Work to complete - Among the lines below, which ones contain the word "email"? Copy every such line.

Extracted information -
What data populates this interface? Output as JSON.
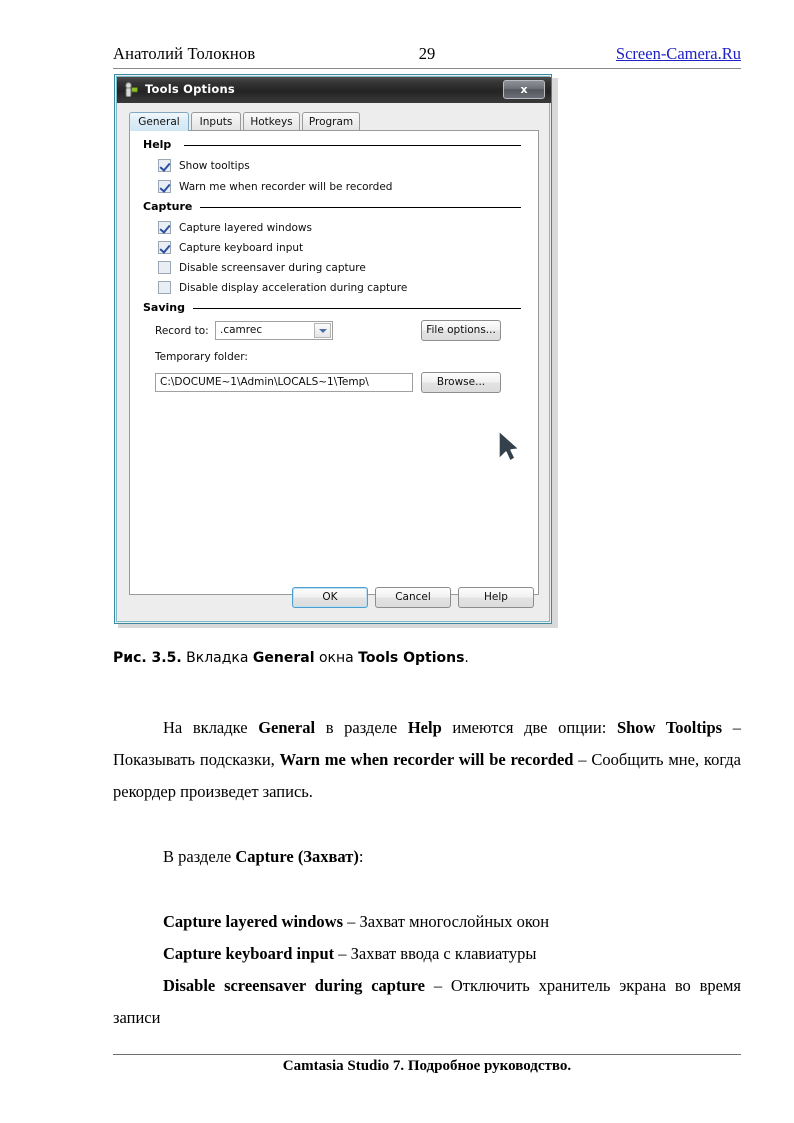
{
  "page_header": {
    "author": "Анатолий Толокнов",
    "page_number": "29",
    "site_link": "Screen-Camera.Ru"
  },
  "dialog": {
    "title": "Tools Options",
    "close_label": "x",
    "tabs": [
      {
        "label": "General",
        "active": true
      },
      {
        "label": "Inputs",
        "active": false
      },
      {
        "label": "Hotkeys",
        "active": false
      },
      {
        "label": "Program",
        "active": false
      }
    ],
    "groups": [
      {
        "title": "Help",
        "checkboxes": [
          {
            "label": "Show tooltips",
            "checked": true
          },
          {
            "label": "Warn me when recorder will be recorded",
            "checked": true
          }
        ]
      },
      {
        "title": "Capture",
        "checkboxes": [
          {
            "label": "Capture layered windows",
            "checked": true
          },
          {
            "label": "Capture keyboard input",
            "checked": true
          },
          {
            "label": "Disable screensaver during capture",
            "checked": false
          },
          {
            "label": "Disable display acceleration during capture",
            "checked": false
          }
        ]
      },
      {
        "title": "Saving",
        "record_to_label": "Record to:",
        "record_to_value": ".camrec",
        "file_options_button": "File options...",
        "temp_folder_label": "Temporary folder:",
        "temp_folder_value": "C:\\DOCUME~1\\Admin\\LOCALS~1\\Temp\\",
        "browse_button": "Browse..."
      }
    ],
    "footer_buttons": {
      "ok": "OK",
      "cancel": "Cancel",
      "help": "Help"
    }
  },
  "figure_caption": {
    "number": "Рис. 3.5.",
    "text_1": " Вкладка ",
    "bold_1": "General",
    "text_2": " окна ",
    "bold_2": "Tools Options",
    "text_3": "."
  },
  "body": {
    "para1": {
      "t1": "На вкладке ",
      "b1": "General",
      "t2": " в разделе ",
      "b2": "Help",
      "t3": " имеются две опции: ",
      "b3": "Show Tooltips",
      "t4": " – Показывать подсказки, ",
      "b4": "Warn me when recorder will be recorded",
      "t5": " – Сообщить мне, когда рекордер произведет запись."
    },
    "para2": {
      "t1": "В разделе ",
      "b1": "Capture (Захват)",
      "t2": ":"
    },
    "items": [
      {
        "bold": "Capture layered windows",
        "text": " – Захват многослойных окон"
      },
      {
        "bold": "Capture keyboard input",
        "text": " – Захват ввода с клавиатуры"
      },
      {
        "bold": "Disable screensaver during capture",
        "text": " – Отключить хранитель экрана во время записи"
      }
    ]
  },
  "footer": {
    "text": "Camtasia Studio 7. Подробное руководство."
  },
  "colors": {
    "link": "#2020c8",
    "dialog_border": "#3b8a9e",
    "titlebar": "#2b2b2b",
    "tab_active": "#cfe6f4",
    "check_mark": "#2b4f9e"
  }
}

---

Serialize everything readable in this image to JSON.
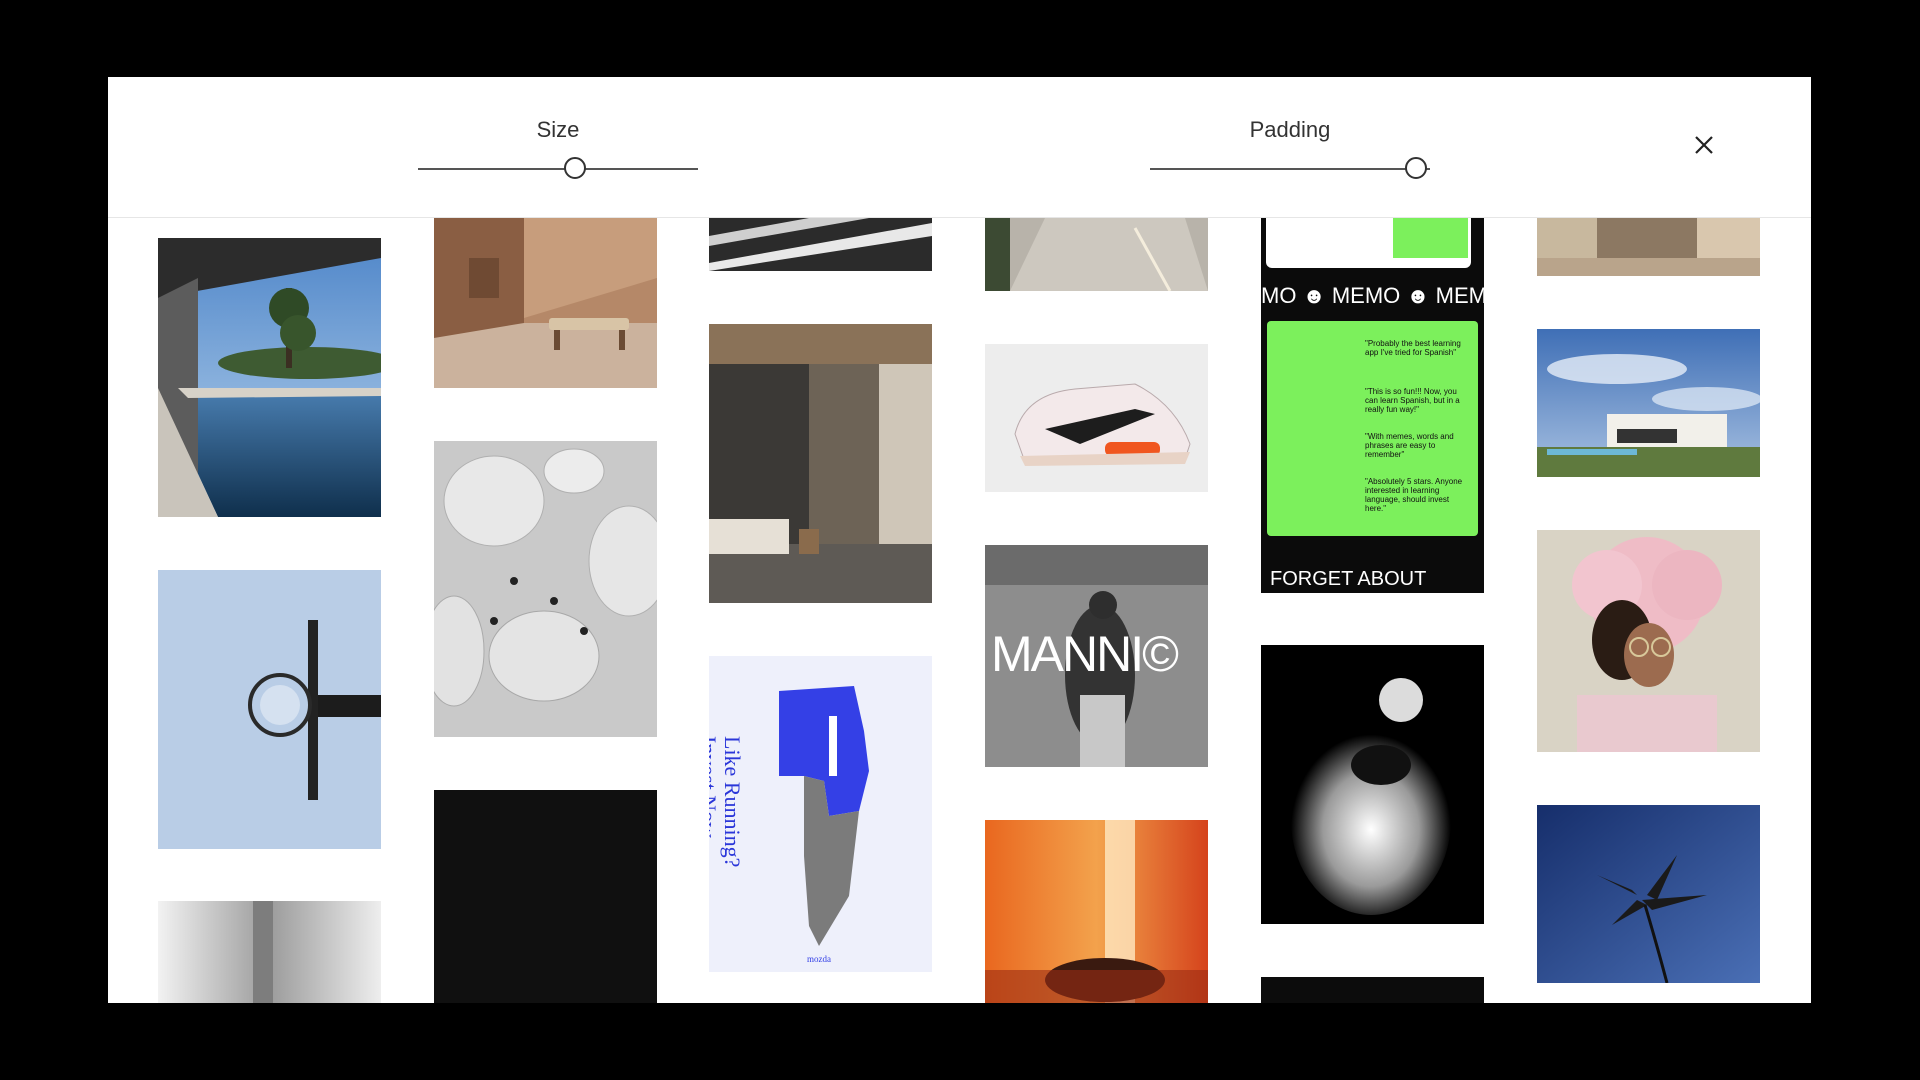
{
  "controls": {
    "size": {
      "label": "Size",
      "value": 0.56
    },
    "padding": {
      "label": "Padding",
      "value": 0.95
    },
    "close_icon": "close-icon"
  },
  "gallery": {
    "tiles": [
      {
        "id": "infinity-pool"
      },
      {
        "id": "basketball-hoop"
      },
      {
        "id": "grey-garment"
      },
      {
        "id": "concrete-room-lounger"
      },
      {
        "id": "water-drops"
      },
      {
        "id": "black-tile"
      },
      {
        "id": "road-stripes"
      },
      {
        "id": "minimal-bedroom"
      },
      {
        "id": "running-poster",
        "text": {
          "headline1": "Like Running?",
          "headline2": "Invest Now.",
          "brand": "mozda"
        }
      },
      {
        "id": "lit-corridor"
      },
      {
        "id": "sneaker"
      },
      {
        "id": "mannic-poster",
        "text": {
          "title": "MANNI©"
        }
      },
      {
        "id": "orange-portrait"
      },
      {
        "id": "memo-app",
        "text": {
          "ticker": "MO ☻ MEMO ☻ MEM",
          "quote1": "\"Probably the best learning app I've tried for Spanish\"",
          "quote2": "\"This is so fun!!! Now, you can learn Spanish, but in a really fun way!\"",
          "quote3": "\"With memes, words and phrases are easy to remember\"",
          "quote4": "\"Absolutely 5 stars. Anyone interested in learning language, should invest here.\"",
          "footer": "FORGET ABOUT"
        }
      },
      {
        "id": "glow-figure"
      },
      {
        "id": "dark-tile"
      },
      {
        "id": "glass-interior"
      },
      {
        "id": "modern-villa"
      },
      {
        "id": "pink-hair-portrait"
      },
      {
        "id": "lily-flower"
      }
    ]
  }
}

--

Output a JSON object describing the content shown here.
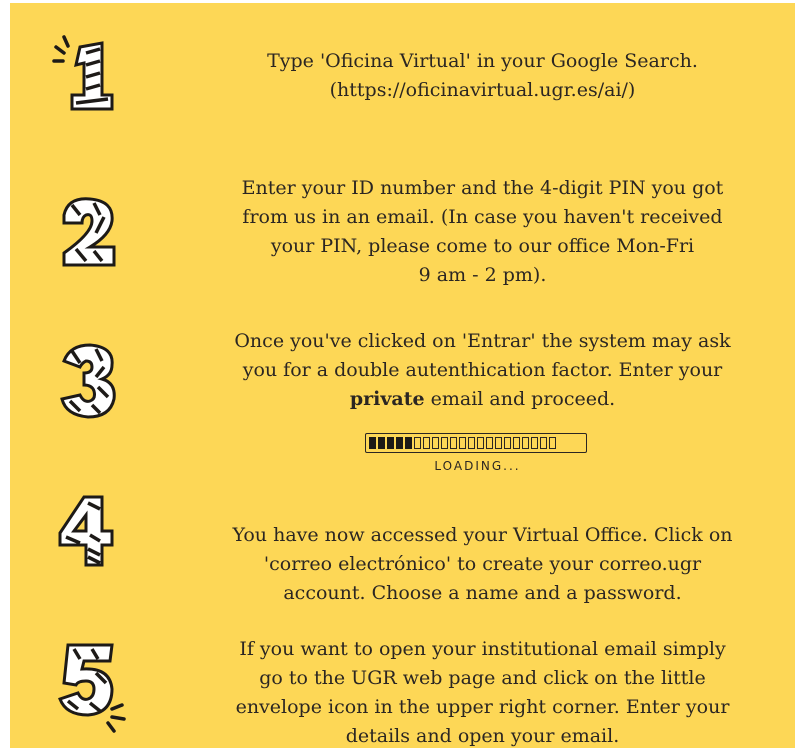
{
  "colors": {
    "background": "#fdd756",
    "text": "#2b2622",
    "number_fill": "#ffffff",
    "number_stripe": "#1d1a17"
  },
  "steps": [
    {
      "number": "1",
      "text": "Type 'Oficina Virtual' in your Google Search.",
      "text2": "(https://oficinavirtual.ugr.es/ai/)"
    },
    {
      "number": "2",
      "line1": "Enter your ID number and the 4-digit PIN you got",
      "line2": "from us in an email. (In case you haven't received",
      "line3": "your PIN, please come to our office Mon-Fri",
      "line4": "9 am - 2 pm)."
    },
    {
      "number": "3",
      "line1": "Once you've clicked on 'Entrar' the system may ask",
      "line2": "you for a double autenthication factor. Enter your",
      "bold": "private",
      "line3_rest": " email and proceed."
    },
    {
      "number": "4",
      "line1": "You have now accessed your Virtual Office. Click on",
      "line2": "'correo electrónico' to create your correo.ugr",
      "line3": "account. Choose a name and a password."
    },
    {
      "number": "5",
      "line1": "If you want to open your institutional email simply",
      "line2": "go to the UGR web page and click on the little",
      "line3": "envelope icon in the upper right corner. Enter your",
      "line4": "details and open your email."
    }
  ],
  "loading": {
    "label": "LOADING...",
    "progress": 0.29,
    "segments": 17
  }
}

Task answer -
      "line2": "from us in an email. (In case you haven't received",
      "line3_rest": " email and proceed."
      "line1": "If you want to open your institutional email simply",
      "line4": "details and open your email."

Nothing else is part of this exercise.